:: INSTRUCTIONS TO FOLLOW ::
Tally the lines below that include "this" and give only the total.

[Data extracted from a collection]
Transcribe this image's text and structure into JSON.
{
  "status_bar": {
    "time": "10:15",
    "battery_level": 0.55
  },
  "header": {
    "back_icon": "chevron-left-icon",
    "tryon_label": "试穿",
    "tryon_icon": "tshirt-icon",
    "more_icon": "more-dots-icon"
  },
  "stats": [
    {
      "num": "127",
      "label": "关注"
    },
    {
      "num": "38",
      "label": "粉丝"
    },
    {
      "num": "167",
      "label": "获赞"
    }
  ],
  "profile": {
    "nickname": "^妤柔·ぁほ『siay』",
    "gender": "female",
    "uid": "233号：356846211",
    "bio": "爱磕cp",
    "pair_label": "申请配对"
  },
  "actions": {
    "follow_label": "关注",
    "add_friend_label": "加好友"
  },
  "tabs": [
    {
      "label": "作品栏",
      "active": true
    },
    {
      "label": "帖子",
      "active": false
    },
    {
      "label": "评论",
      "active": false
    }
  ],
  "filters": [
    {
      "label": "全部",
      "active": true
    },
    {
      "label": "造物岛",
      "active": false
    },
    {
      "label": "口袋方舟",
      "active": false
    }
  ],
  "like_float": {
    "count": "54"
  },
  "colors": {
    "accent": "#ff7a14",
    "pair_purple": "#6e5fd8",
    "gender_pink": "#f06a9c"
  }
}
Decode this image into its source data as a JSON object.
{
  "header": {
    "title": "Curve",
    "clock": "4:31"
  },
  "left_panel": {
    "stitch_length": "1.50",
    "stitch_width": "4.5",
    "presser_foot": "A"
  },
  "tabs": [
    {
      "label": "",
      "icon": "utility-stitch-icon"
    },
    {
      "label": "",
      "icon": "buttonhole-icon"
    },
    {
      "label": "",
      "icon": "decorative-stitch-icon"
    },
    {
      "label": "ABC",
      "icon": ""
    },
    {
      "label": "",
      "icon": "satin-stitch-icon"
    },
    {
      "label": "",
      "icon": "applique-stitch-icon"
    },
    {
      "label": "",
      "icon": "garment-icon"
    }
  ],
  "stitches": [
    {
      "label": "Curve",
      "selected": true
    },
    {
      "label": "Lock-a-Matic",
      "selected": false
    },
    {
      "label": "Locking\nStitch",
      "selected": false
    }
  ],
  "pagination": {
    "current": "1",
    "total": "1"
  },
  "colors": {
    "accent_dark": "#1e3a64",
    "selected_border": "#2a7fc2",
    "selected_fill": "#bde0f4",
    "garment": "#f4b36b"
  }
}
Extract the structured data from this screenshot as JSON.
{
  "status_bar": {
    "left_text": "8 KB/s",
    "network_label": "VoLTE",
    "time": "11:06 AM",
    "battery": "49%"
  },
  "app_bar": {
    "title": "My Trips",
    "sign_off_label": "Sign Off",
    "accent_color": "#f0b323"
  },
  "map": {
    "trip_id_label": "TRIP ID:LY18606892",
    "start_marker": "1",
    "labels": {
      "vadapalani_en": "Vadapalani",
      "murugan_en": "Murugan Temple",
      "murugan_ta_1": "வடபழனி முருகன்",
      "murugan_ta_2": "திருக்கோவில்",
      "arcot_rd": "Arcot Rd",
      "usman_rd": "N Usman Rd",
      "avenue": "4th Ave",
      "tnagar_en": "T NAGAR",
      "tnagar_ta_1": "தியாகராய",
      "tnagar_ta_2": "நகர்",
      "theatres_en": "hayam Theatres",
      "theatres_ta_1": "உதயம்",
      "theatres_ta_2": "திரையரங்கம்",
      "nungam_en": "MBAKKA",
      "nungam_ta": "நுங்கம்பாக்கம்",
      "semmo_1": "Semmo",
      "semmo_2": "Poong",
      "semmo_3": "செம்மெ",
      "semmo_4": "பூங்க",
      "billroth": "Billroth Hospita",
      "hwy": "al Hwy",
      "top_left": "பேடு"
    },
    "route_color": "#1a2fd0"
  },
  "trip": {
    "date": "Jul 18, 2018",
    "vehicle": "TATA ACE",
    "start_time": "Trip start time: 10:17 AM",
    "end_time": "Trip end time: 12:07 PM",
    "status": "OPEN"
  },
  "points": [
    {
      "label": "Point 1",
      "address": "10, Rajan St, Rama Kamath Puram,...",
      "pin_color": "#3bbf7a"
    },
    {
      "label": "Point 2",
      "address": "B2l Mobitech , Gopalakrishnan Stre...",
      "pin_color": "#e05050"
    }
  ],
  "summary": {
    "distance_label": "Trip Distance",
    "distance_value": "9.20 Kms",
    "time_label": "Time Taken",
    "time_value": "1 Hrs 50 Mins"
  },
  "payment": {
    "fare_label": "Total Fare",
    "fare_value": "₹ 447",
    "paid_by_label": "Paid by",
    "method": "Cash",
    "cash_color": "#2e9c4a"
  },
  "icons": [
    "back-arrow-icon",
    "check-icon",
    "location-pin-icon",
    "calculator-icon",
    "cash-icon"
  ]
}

:: SOLUTION ::
3